■ **ASSIGNMENT**
Copy out the entries that follow, exactly as written.

■ **DATA TO USE**
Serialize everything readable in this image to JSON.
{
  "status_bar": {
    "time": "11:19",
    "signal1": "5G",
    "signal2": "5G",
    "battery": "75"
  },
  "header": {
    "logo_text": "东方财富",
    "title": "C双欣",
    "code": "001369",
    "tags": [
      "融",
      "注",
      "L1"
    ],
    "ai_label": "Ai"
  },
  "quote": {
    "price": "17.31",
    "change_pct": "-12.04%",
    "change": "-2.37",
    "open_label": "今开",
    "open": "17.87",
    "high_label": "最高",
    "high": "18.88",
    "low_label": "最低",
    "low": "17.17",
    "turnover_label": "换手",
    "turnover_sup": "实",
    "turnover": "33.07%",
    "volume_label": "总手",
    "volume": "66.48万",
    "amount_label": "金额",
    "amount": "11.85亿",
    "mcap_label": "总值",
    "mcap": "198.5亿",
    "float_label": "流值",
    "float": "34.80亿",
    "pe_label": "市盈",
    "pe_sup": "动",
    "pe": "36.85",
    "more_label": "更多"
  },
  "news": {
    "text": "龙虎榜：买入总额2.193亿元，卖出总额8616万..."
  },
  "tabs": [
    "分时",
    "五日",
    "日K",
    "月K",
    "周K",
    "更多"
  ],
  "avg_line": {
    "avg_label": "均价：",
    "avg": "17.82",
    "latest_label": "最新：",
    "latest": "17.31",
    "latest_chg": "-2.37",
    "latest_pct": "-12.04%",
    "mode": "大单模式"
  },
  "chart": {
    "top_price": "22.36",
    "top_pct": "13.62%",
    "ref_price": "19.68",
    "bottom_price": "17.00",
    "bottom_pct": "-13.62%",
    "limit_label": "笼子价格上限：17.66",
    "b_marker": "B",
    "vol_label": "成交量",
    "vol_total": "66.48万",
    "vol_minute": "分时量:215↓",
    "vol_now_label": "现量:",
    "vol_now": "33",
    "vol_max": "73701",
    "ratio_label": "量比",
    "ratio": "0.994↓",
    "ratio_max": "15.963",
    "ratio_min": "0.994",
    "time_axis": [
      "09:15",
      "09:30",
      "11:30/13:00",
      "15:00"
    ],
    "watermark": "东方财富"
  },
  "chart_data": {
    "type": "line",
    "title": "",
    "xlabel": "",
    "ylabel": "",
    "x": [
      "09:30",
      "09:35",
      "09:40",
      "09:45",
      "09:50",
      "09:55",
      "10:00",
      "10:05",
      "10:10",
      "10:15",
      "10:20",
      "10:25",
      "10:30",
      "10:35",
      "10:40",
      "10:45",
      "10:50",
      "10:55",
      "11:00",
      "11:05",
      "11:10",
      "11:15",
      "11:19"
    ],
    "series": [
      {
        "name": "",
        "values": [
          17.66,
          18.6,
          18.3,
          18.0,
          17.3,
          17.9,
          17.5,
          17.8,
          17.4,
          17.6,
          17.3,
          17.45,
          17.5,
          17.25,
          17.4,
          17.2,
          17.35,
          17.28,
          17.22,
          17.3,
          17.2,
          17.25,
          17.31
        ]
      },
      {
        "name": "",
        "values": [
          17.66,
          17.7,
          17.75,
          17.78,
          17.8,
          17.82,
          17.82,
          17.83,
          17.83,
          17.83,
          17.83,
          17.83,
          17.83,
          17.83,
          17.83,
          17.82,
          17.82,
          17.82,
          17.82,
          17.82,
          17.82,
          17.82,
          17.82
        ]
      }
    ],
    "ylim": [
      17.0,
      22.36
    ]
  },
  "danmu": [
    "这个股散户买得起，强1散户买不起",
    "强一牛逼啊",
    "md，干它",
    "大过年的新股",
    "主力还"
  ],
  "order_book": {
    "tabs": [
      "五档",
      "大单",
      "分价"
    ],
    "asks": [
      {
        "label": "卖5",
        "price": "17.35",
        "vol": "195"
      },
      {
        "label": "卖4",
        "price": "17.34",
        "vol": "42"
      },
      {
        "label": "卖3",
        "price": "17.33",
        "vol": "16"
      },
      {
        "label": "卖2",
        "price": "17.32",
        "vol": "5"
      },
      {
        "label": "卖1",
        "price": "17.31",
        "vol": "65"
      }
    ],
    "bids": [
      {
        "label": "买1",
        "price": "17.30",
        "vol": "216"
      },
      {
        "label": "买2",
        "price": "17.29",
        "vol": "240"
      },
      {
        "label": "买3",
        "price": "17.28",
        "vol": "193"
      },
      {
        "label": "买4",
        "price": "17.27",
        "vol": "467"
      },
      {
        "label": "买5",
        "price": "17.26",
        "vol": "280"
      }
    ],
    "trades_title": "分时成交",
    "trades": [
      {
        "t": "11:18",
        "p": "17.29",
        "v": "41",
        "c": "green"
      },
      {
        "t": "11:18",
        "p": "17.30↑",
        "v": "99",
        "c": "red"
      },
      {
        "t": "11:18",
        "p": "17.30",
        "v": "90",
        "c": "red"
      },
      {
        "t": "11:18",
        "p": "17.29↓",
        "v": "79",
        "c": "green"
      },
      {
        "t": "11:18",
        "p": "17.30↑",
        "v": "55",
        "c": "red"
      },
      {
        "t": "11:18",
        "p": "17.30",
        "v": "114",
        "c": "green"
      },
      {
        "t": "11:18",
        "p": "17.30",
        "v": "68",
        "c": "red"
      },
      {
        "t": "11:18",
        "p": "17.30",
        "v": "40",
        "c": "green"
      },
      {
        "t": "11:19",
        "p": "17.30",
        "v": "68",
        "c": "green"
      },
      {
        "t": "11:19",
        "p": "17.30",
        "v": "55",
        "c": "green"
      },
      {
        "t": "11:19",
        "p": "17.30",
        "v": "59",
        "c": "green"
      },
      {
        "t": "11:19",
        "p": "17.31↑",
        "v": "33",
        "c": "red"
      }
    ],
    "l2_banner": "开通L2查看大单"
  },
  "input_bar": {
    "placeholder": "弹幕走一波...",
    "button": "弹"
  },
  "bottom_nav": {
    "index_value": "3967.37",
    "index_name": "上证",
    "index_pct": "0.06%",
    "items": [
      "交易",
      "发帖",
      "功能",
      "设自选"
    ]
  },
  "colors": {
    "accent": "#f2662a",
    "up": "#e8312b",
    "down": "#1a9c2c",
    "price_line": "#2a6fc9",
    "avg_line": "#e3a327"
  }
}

■ **SOLUTION**
Serialize everything readable in this image to JSON.
{
  "status_bar": {
    "time": "11:19",
    "signal1": "5G",
    "signal2": "5G",
    "battery": "75"
  },
  "header": {
    "logo_text": "东方财富",
    "title": "C双欣",
    "code": "001369",
    "tags": [
      "融",
      "注",
      "L1"
    ],
    "ai_label": "Ai"
  },
  "quote": {
    "price": "17.31",
    "change_pct": "-12.04%",
    "change": "-2.37",
    "open_label": "今开",
    "open": "17.87",
    "high_label": "最高",
    "high": "18.88",
    "low_label": "最低",
    "low": "17.17",
    "turnover_label": "换手",
    "turnover_sup": "实",
    "turnover": "33.07%",
    "volume_label": "总手",
    "volume": "66.48万",
    "amount_label": "金额",
    "amount": "11.85亿",
    "mcap_label": "总值",
    "mcap": "198.5亿",
    "float_label": "流值",
    "float": "34.80亿",
    "pe_label": "市盈",
    "pe_sup": "动",
    "pe": "36.85",
    "more_label": "更多"
  },
  "news": {
    "text": "龙虎榜：买入总额2.193亿元，卖出总额8616万..."
  },
  "tabs": [
    "分时",
    "五日",
    "日K",
    "月K",
    "周K",
    "更多"
  ],
  "avg_line": {
    "avg_label": "均价：",
    "avg": "17.82",
    "latest_label": "最新：",
    "latest": "17.31",
    "latest_chg": "-2.37",
    "latest_pct": "-12.04%",
    "mode": "大单模式"
  },
  "chart": {
    "top_price": "22.36",
    "top_pct": "13.62%",
    "ref_price": "19.68",
    "bottom_price": "17.00",
    "bottom_pct": "-13.62%",
    "limit_label": "笼子价格上限：17.66",
    "b_marker": "B",
    "vol_label": "成交量",
    "vol_total": "66.48万",
    "vol_minute": "分时量:215↓",
    "vol_now_label": "现量:",
    "vol_now": "33",
    "vol_max": "73701",
    "ratio_label": "量比",
    "ratio": "0.994↓",
    "ratio_max": "15.963",
    "ratio_min": "0.994",
    "time_axis": [
      "09:15",
      "09:30",
      "11:30/13:00",
      "15:00"
    ],
    "watermark": "东方财富"
  },
  "chart_data": {
    "type": "line",
    "title": "",
    "xlabel": "",
    "ylabel": "",
    "x": [
      "09:30",
      "09:35",
      "09:40",
      "09:45",
      "09:50",
      "09:55",
      "10:00",
      "10:05",
      "10:10",
      "10:15",
      "10:20",
      "10:25",
      "10:30",
      "10:35",
      "10:40",
      "10:45",
      "10:50",
      "10:55",
      "11:00",
      "11:05",
      "11:10",
      "11:15",
      "11:19"
    ],
    "series": [
      {
        "name": "",
        "values": [
          17.66,
          18.6,
          18.3,
          18.0,
          17.3,
          17.9,
          17.5,
          17.8,
          17.4,
          17.6,
          17.3,
          17.45,
          17.5,
          17.25,
          17.4,
          17.2,
          17.35,
          17.28,
          17.22,
          17.3,
          17.2,
          17.25,
          17.31
        ]
      },
      {
        "name": "",
        "values": [
          17.66,
          17.7,
          17.75,
          17.78,
          17.8,
          17.82,
          17.82,
          17.83,
          17.83,
          17.83,
          17.83,
          17.83,
          17.83,
          17.83,
          17.83,
          17.82,
          17.82,
          17.82,
          17.82,
          17.82,
          17.82,
          17.82,
          17.82
        ]
      }
    ],
    "ylim": [
      17.0,
      22.36
    ]
  },
  "danmu": [
    "这个股散户买得起，强1散户买不起",
    "强一牛逼啊",
    "md，干它",
    "大过年的新股",
    "主力还"
  ],
  "order_book": {
    "tabs": [
      "五档",
      "大单",
      "分价"
    ],
    "asks": [
      {
        "label": "卖5",
        "price": "17.35",
        "vol": "195"
      },
      {
        "label": "卖4",
        "price": "17.34",
        "vol": "42"
      },
      {
        "label": "卖3",
        "price": "17.33",
        "vol": "16"
      },
      {
        "label": "卖2",
        "price": "17.32",
        "vol": "5"
      },
      {
        "label": "卖1",
        "price": "17.31",
        "vol": "65"
      }
    ],
    "bids": [
      {
        "label": "买1",
        "price": "17.30",
        "vol": "216"
      },
      {
        "label": "买2",
        "price": "17.29",
        "vol": "240"
      },
      {
        "label": "买3",
        "price": "17.28",
        "vol": "193"
      },
      {
        "label": "买4",
        "price": "17.27",
        "vol": "467"
      },
      {
        "label": "买5",
        "price": "17.26",
        "vol": "280"
      }
    ],
    "trades_title": "分时成交",
    "trades": [
      {
        "t": "11:18",
        "p": "17.29",
        "v": "41",
        "c": "green"
      },
      {
        "t": "11:18",
        "p": "17.30↑",
        "v": "99",
        "c": "red"
      },
      {
        "t": "11:18",
        "p": "17.30",
        "v": "90",
        "c": "red"
      },
      {
        "t": "11:18",
        "p": "17.29↓",
        "v": "79",
        "c": "green"
      },
      {
        "t": "11:18",
        "p": "17.30↑",
        "v": "55",
        "c": "red"
      },
      {
        "t": "11:18",
        "p": "17.30",
        "v": "114",
        "c": "green"
      },
      {
        "t": "11:18",
        "p": "17.30",
        "v": "68",
        "c": "red"
      },
      {
        "t": "11:18",
        "p": "17.30",
        "v": "40",
        "c": "green"
      },
      {
        "t": "11:19",
        "p": "17.30",
        "v": "68",
        "c": "green"
      },
      {
        "t": "11:19",
        "p": "17.30",
        "v": "55",
        "c": "green"
      },
      {
        "t": "11:19",
        "p": "17.30",
        "v": "59",
        "c": "green"
      },
      {
        "t": "11:19",
        "p": "17.31↑",
        "v": "33",
        "c": "red"
      }
    ],
    "l2_banner": "开通L2查看大单"
  },
  "input_bar": {
    "placeholder": "弹幕走一波...",
    "button": "弹"
  },
  "bottom_nav": {
    "index_value": "3967.37",
    "index_name": "上证",
    "index_pct": "0.06%",
    "items": [
      "交易",
      "发帖",
      "功能",
      "设自选"
    ]
  },
  "colors": {
    "accent": "#f2662a",
    "up": "#e8312b",
    "down": "#1a9c2c",
    "price_line": "#2a6fc9",
    "avg_line": "#e3a327"
  }
}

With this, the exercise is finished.